─── Available data

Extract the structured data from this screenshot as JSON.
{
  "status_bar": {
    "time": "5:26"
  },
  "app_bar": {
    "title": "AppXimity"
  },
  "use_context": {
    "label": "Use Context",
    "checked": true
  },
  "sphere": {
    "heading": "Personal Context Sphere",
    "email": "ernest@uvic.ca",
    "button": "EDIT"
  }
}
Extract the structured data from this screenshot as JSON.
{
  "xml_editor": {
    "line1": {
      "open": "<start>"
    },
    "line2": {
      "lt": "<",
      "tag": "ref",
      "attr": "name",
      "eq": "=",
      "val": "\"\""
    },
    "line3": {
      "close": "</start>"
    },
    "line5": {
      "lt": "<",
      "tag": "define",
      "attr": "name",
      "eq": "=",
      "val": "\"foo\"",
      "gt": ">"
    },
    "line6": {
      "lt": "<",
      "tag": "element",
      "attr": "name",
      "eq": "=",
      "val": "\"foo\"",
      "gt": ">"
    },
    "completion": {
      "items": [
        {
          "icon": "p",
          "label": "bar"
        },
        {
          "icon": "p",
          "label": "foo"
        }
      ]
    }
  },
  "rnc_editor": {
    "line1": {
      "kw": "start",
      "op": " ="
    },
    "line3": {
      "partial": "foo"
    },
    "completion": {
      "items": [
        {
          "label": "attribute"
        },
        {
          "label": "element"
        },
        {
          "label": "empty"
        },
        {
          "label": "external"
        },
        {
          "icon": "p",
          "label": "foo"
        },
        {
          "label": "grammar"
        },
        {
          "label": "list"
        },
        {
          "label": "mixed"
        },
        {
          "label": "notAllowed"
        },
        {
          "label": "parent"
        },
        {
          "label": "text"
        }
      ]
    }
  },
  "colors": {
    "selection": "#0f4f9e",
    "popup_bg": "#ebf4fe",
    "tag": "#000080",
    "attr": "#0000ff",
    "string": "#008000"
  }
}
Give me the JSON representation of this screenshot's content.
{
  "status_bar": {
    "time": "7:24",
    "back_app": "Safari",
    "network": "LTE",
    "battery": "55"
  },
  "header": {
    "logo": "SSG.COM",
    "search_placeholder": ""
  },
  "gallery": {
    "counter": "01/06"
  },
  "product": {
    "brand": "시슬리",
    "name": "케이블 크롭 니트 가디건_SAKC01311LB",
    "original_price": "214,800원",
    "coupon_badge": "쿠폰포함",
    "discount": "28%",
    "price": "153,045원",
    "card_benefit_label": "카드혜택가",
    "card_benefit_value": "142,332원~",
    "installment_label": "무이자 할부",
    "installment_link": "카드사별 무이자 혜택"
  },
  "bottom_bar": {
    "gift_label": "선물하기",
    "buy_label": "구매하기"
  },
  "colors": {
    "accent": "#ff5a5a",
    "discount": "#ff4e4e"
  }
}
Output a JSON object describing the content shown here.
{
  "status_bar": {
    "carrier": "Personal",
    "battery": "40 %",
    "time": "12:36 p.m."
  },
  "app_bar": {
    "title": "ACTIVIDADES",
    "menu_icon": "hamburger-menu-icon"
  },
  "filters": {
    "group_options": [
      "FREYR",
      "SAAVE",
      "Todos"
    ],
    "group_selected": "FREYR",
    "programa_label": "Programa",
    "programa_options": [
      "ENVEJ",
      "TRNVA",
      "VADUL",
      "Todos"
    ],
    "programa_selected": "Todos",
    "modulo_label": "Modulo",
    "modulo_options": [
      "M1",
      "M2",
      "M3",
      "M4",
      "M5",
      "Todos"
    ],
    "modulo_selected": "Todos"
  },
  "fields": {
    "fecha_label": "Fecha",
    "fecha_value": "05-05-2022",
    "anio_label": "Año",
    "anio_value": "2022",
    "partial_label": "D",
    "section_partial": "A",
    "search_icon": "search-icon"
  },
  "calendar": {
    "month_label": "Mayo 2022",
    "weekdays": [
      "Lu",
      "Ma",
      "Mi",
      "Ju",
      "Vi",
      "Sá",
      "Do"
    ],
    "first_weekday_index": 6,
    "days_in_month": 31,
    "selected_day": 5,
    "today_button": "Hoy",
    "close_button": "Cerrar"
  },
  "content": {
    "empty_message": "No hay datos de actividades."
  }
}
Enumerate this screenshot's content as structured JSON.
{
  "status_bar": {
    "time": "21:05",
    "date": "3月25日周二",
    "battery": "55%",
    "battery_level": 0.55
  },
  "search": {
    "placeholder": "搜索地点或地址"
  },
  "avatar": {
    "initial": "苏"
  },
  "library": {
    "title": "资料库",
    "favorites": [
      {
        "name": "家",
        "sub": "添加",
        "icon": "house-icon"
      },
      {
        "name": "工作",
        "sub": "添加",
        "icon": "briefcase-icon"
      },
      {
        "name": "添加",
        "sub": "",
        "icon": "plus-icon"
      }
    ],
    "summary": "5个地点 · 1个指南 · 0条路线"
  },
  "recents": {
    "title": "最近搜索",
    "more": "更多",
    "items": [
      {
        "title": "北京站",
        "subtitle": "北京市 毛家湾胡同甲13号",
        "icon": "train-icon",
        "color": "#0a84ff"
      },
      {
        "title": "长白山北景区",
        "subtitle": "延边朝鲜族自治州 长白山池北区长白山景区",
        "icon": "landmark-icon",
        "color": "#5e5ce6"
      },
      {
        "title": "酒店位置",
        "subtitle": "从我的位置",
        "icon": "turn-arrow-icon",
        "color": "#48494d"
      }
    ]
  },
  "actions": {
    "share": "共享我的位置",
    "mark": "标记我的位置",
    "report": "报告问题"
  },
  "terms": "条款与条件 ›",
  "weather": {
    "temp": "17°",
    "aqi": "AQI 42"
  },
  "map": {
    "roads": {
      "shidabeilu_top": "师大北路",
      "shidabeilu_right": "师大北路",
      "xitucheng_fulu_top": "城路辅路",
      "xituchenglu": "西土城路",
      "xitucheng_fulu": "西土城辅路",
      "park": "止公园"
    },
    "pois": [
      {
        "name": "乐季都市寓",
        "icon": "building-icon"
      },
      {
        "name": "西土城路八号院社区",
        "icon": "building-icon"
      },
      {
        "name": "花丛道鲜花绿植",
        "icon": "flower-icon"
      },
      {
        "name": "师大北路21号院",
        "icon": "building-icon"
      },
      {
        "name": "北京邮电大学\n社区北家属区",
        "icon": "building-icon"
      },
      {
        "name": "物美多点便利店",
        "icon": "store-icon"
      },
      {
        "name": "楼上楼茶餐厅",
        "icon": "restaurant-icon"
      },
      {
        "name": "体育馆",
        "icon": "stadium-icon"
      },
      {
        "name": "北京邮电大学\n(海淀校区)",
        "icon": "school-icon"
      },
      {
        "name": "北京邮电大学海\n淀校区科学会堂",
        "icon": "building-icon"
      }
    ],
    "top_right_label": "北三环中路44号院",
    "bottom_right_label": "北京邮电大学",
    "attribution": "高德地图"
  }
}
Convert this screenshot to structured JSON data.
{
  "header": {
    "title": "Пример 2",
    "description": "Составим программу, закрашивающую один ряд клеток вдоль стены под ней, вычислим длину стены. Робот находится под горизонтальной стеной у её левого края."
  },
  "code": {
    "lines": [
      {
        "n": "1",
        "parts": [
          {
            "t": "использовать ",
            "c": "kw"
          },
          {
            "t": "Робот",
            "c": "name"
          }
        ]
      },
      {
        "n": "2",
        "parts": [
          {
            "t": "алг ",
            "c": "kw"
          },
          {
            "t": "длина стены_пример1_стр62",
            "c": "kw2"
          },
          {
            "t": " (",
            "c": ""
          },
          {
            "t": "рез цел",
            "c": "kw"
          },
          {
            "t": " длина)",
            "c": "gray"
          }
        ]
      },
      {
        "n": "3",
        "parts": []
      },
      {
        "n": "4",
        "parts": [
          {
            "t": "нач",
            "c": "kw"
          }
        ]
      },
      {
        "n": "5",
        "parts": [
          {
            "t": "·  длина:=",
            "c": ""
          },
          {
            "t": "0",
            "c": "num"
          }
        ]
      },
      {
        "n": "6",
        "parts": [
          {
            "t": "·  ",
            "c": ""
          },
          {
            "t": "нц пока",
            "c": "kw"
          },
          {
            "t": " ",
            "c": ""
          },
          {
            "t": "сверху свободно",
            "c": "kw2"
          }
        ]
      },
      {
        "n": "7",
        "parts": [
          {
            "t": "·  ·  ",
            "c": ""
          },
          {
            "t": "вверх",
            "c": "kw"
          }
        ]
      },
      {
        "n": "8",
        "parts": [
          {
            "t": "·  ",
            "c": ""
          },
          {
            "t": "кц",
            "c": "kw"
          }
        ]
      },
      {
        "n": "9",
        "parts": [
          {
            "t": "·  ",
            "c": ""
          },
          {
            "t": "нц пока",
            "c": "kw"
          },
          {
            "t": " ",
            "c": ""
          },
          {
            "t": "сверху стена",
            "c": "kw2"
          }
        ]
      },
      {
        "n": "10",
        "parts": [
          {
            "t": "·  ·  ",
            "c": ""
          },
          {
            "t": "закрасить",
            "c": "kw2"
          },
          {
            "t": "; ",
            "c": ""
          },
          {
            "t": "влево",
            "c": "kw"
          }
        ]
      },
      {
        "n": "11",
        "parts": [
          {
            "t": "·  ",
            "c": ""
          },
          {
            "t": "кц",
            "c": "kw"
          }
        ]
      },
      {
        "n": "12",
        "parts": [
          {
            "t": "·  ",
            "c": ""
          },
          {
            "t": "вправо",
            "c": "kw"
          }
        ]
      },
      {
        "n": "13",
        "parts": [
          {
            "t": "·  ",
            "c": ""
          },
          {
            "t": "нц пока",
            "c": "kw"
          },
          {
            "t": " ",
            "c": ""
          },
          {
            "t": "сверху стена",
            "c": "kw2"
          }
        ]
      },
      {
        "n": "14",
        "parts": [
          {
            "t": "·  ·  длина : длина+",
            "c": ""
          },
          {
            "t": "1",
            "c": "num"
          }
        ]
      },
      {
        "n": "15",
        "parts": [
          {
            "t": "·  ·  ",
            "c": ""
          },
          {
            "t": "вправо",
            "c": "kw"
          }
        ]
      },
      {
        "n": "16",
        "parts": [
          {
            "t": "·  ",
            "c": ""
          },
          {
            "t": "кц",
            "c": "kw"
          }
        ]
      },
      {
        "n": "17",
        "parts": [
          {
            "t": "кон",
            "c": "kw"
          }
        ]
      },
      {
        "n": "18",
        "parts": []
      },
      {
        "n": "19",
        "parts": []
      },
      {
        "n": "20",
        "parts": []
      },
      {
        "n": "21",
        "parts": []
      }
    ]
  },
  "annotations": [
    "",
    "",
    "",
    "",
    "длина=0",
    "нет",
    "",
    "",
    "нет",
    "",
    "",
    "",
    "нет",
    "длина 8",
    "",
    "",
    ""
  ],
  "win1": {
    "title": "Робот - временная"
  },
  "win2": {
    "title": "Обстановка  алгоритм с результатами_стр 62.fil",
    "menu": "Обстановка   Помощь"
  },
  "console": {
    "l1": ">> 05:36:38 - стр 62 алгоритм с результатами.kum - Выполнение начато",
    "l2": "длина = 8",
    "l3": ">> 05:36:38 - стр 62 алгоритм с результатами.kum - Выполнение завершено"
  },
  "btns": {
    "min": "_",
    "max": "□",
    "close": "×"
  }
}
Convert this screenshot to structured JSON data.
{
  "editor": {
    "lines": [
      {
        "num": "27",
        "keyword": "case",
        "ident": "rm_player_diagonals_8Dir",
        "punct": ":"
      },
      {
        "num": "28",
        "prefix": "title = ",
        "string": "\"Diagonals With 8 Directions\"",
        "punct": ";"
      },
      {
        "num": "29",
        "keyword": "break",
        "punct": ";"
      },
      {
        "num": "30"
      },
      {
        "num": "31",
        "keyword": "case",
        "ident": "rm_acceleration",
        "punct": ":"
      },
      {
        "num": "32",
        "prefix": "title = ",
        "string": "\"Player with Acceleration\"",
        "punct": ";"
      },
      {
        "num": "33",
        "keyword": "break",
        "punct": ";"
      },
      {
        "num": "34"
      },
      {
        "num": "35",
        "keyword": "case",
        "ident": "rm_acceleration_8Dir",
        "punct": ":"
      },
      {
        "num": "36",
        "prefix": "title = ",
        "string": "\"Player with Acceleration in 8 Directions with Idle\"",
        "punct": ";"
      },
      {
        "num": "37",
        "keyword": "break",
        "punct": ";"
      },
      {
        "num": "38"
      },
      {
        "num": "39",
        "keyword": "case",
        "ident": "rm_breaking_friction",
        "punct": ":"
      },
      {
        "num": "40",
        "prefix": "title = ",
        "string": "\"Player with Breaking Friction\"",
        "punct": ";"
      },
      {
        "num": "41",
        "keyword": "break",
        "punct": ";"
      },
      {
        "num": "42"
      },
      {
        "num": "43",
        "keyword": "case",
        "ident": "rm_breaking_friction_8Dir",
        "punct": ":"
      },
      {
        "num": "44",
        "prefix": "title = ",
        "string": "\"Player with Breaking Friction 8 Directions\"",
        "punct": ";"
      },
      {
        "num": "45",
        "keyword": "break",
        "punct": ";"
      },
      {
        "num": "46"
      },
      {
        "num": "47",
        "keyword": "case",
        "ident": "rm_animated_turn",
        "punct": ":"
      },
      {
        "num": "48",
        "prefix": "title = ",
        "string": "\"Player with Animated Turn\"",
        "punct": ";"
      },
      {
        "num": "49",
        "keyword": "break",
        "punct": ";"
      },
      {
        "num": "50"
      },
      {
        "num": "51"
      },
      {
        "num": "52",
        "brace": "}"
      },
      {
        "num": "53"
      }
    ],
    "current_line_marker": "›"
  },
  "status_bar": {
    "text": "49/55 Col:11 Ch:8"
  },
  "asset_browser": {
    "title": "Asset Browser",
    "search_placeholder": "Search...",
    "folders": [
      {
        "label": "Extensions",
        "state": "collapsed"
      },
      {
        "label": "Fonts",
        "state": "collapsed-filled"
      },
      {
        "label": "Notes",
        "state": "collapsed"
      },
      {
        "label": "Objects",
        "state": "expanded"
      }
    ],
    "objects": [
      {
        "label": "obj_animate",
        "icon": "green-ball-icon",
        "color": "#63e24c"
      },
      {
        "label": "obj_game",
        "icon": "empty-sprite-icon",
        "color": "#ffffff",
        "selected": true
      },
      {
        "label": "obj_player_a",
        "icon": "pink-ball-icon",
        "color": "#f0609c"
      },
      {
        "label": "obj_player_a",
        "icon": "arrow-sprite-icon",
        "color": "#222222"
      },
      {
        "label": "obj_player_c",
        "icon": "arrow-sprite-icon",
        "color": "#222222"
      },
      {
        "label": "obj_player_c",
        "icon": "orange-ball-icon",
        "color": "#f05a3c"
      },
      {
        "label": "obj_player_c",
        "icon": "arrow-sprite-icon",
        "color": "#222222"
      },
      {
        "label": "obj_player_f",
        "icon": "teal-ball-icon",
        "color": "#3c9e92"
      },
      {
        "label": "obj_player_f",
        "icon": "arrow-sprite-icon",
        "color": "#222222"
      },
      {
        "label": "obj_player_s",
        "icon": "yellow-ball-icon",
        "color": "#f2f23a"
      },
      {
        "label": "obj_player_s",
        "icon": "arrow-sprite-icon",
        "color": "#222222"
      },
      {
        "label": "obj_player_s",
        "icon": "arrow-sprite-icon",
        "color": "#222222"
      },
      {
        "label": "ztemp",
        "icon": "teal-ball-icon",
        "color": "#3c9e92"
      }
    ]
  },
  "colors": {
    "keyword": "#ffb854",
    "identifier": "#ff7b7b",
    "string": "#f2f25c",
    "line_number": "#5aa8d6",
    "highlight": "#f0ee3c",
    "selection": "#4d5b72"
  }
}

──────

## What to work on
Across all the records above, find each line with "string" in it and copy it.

## Solution to the exercise
    "string": "#008000"
        "string": "\"Diagonals With 8 Directions\"",
        "string": "\"Player with Acceleration\"",
        "string": "\"Player with Acceleration in 8 Directions with Idle\"",
        "string": "\"Player with Breaking Friction\"",
        "string": "\"Player with Breaking Friction 8 Directions\"",
        "string": "\"Player with Animated Turn\"",
    "string": "#f2f25c",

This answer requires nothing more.